This time I lead it out. Feeling good I completed the first couple of miles in under 15 minutes before hitting a queue at the ‘mystery obstacle’. This would be a sign of things to come for this lap so I pushed the running sections hard and used the queuing time to recover. As I’d already done them once I used the bypass lanes at the birth canal and cry baby as the queues were just too big but I did everything else completing it fully. Much to my delight that included the island hopping (finally) and King of the swingers where ringing the bell came at a price as my entire right side slapped the water hard. It was worth it though!
I finished well under 2 hours, collected my yellow 4-6 headband and headed home after a great days work.
The following morning I was back again. This time the first wave was at the later start time of 9am which meant I made it without a rush. I was running with two team mates, Stephen and Jon. Both quite experienced obstacle course racers but neither had done a Tough Mudder before so anticipation was high.

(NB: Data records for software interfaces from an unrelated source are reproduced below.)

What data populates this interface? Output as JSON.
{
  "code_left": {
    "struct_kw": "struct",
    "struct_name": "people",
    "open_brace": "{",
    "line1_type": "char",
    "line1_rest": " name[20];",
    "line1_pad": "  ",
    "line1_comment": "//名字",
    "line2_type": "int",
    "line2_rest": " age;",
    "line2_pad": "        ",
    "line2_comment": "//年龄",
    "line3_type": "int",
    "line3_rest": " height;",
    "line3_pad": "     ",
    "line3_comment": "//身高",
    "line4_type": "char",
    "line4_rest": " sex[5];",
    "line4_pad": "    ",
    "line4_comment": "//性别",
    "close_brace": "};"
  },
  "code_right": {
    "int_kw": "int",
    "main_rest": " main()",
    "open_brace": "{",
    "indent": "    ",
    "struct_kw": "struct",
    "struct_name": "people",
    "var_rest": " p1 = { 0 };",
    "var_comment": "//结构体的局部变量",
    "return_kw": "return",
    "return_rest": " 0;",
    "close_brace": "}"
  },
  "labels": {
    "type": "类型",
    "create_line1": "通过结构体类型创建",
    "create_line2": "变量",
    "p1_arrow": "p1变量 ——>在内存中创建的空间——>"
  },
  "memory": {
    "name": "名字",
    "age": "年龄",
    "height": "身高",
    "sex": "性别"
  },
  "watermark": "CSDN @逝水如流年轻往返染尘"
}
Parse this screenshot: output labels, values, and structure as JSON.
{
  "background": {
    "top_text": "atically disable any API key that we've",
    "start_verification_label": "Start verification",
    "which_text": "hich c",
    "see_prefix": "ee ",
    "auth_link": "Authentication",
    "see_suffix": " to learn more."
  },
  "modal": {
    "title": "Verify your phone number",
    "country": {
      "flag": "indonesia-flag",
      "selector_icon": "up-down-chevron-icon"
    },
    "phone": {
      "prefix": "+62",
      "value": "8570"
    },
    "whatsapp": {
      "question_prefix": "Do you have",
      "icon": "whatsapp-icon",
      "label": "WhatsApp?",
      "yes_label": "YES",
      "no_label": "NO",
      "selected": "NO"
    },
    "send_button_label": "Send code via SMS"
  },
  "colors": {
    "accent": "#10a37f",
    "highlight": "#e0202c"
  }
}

As we got going my legs felt fine but my upper body was very tight. This was nothing I hadn’t felt and got through before but my left arm had a different pain. One I’d woken up with but was getting worse rather than better as I tried to stretch it out.
As each obstacle came I did my best to use my bad arm as little as possible and kept it straight while running. I knew I’d be ok the majority of the way round but as I got towards to end a lot more grip was required which would be the real test.
I fell in the water once more on the island hopping but cleared everything else without fair, then came King of the swingers again. I held on tight and swung out for the bell. I leg go in good time but just missed. This time however I managed to land in the water feet first. I truth I probably missed the bell because I was thinking about my landing a little too much but the most important thing was my arm had withstood the pressure and wasn’t any worse.
The biggest test of all still lied ahead though in the form of Funky Monkey. This was my favourite obstacle and one I was proud of completing on both attempts the previous day. I did not want to be hitting that water, especially not in front of my two team mates who I also coach. I let them go first and they both fell in which put my mindset at ease a little but I was still determined to get across. I moved through the monkey bars without a problem, successfully made the transition to the trapeze then on to the horizontal poles. I felt strong. I was working less on speed and more on technique which seemed to be helped and to my relief I made to across to complete a creditable hatrick.
This gave me some renewed hope but I could feel the problem hadn’t gone away and as I’d almost made up my mind that I wasn’t going to risk doing another lap Stephen fell on Everest and pulled his hamstring. He was struggling to walk let along run meaning a slow last mile just to make sure he could finish.
We still made it in just under 2 and a half hours and somehow I still managed to complete Dead Ringer for a third time but the finally wave of the day was just about to go. I could have just made it but aired on the side of caution with my biggest challenge of the year, Endure 24 less that two weeks away.
It had still been an awesome weekends running with some great people and completing 34 miles of tough obstacle course. The real positive was that my legs felt great. I’ll have to wait to get that pink 7-9 headband for now. But will be aiming for four laps again next year to take me to 10 Tough Mudders earning me the rare 10 x black band.